# [Data extract]
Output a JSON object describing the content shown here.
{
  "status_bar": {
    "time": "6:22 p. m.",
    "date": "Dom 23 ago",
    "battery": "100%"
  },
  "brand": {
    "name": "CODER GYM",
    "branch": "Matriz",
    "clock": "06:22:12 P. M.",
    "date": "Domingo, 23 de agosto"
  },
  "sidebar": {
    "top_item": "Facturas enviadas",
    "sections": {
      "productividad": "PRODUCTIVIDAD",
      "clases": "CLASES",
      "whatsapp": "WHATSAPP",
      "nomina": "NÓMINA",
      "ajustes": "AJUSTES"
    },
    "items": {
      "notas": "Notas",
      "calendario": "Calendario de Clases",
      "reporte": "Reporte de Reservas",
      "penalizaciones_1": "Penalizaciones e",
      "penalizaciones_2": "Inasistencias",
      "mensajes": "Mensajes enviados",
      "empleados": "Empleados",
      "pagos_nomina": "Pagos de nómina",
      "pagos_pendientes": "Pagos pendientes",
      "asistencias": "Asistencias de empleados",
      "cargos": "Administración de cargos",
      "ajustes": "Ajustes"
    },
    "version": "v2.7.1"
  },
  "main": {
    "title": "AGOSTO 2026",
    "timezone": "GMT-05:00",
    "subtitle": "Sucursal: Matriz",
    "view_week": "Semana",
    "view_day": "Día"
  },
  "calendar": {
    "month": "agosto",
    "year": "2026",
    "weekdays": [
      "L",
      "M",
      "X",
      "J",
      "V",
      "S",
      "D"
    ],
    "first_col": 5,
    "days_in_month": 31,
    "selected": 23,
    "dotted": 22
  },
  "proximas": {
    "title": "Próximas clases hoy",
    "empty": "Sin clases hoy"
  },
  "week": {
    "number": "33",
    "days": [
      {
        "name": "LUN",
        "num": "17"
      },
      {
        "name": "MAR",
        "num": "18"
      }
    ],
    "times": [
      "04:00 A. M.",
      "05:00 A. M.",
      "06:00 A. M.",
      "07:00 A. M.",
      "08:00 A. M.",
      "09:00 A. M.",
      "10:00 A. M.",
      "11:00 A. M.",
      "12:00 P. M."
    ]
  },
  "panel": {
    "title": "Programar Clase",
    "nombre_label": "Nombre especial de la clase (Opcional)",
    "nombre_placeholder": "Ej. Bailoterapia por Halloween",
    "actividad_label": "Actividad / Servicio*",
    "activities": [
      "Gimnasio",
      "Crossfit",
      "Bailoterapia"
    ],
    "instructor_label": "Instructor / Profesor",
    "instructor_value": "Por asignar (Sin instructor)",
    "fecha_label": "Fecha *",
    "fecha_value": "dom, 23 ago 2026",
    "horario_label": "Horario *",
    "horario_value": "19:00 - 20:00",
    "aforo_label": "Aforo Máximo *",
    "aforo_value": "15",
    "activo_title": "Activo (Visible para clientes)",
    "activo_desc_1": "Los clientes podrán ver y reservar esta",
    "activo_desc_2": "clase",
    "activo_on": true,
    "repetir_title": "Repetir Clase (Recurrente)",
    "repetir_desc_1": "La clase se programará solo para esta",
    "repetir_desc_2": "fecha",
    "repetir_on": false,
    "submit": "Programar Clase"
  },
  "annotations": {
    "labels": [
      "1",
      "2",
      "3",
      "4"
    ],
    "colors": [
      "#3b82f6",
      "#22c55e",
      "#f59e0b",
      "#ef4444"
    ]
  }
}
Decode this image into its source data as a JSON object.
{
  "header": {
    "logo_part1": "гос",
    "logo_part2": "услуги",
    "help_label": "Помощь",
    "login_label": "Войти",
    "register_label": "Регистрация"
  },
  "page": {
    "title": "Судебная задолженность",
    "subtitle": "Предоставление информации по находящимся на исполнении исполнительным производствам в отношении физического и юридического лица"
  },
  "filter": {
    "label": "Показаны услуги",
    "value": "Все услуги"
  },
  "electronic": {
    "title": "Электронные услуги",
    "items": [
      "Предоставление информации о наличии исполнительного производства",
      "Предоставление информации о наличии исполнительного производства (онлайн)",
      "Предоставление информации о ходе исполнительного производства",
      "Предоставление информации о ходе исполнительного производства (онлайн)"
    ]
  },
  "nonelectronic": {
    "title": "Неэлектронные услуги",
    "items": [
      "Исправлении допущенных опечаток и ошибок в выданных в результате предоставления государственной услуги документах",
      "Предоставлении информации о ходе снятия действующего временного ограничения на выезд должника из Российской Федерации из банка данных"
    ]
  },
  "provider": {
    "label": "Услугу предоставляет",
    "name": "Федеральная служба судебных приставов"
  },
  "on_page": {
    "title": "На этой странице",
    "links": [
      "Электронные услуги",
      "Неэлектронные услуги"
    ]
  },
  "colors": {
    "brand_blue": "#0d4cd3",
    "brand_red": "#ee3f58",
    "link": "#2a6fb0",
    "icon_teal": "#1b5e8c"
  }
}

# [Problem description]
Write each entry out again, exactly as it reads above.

# [Solution to this problem]
Output a JSON object describing the content shown here.
{
  "status_bar": {
    "time": "6:22 p. m.",
    "date": "Dom 23 ago",
    "battery": "100%"
  },
  "brand": {
    "name": "CODER GYM",
    "branch": "Matriz",
    "clock": "06:22:12 P. M.",
    "date": "Domingo, 23 de agosto"
  },
  "sidebar": {
    "top_item": "Facturas enviadas",
    "sections": {
      "productividad": "PRODUCTIVIDAD",
      "clases": "CLASES",
      "whatsapp": "WHATSAPP",
      "nomina": "NÓMINA",
      "ajustes": "AJUSTES"
    },
    "items": {
      "notas": "Notas",
      "calendario": "Calendario de Clases",
      "reporte": "Reporte de Reservas",
      "penalizaciones_1": "Penalizaciones e",
      "penalizaciones_2": "Inasistencias",
      "mensajes": "Mensajes enviados",
      "empleados": "Empleados",
      "pagos_nomina": "Pagos de nómina",
      "pagos_pendientes": "Pagos pendientes",
      "asistencias": "Asistencias de empleados",
      "cargos": "Administración de cargos",
      "ajustes": "Ajustes"
    },
    "version": "v2.7.1"
  },
  "main": {
    "title": "AGOSTO 2026",
    "timezone": "GMT-05:00",
    "subtitle": "Sucursal: Matriz",
    "view_week": "Semana",
    "view_day": "Día"
  },
  "calendar": {
    "month": "agosto",
    "year": "2026",
    "weekdays": [
      "L",
      "M",
      "X",
      "J",
      "V",
      "S",
      "D"
    ],
    "first_col": 5,
    "days_in_month": 31,
    "selected": 23,
    "dotted": 22
  },
  "proximas": {
    "title": "Próximas clases hoy",
    "empty": "Sin clases hoy"
  },
  "week": {
    "number": "33",
    "days": [
      {
        "name": "LUN",
        "num": "17"
      },
      {
        "name": "MAR",
        "num": "18"
      }
    ],
    "times": [
      "04:00 A. M.",
      "05:00 A. M.",
      "06:00 A. M.",
      "07:00 A. M.",
      "08:00 A. M.",
      "09:00 A. M.",
      "10:00 A. M.",
      "11:00 A. M.",
      "12:00 P. M."
    ]
  },
  "panel": {
    "title": "Programar Clase",
    "nombre_label": "Nombre especial de la clase (Opcional)",
    "nombre_placeholder": "Ej. Bailoterapia por Halloween",
    "actividad_label": "Actividad / Servicio*",
    "activities": [
      "Gimnasio",
      "Crossfit",
      "Bailoterapia"
    ],
    "instructor_label": "Instructor / Profesor",
    "instructor_value": "Por asignar (Sin instructor)",
    "fecha_label": "Fecha *",
    "fecha_value": "dom, 23 ago 2026",
    "horario_label": "Horario *",
    "horario_value": "19:00 - 20:00",
    "aforo_label": "Aforo Máximo *",
    "aforo_value": "15",
    "activo_title": "Activo (Visible para clientes)",
    "activo_desc_1": "Los clientes podrán ver y reservar esta",
    "activo_desc_2": "clase",
    "activo_on": true,
    "repetir_title": "Repetir Clase (Recurrente)",
    "repetir_desc_1": "La clase se programará solo para esta",
    "repetir_desc_2": "fecha",
    "repetir_on": false,
    "submit": "Programar Clase"
  },
  "annotations": {
    "labels": [
      "1",
      "2",
      "3",
      "4"
    ],
    "colors": [
      "#3b82f6",
      "#22c55e",
      "#f59e0b",
      "#ef4444"
    ]
  }
}
Decode this image into its source data as a JSON object.
{
  "header": {
    "logo_part1": "гос",
    "logo_part2": "услуги",
    "help_label": "Помощь",
    "login_label": "Войти",
    "register_label": "Регистрация"
  },
  "page": {
    "title": "Судебная задолженность",
    "subtitle": "Предоставление информации по находящимся на исполнении исполнительным производствам в отношении физического и юридического лица"
  },
  "filter": {
    "label": "Показаны услуги",
    "value": "Все услуги"
  },
  "electronic": {
    "title": "Электронные услуги",
    "items": [
      "Предоставление информации о наличии исполнительного производства",
      "Предоставление информации о наличии исполнительного производства (онлайн)",
      "Предоставление информации о ходе исполнительного производства",
      "Предоставление информации о ходе исполнительного производства (онлайн)"
    ]
  },
  "nonelectronic": {
    "title": "Неэлектронные услуги",
    "items": [
      "Исправлении допущенных опечаток и ошибок в выданных в результате предоставления государственной услуги документах",
      "Предоставлении информации о ходе снятия действующего временного ограничения на выезд должника из Российской Федерации из банка данных"
    ]
  },
  "provider": {
    "label": "Услугу предоставляет",
    "name": "Федеральная служба судебных приставов"
  },
  "on_page": {
    "title": "На этой странице",
    "links": [
      "Электронные услуги",
      "Неэлектронные услуги"
    ]
  },
  "colors": {
    "brand_blue": "#0d4cd3",
    "brand_red": "#ee3f58",
    "link": "#2a6fb0",
    "icon_teal": "#1b5e8c"
  }
}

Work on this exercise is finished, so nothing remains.